◆ Required work ◆
When a line below contains the word "JSON", copy that line.

Exercise input Start Marker

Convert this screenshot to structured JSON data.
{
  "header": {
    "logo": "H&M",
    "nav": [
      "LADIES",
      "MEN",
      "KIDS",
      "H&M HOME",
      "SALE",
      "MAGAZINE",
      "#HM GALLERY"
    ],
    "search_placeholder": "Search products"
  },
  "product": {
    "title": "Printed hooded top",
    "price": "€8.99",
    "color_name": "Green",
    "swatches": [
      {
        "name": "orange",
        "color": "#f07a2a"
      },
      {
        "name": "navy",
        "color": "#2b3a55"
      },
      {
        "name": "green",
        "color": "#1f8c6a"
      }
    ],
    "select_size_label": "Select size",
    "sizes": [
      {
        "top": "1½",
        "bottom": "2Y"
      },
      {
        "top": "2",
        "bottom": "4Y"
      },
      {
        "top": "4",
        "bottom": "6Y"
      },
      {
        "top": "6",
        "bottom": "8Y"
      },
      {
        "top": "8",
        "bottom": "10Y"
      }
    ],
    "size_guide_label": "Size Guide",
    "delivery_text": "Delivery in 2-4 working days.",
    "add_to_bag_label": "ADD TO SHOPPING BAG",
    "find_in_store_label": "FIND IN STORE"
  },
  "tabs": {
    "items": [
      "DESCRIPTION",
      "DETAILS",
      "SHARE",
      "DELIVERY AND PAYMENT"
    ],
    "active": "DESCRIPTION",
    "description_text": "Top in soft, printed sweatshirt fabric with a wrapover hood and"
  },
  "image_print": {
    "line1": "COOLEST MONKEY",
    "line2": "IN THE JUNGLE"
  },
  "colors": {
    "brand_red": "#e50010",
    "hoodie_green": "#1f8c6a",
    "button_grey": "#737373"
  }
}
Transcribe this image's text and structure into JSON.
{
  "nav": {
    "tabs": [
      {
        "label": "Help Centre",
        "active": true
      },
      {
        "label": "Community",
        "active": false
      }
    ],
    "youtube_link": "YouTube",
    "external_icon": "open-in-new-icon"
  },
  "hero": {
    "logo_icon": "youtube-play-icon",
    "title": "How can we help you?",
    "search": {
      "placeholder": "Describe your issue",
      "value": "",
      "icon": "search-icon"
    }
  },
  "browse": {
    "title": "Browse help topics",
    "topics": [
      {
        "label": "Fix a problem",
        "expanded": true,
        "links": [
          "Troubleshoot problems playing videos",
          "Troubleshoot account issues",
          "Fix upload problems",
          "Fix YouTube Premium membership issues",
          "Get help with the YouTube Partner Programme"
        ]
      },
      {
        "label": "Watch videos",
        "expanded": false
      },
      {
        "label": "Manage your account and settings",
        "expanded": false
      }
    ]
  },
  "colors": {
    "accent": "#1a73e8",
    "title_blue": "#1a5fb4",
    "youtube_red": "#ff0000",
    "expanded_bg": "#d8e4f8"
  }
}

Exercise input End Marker

◆ Problem solution ◆
Convert this screenshot to structured JSON data.
Transcribe this image's text and structure into JSON.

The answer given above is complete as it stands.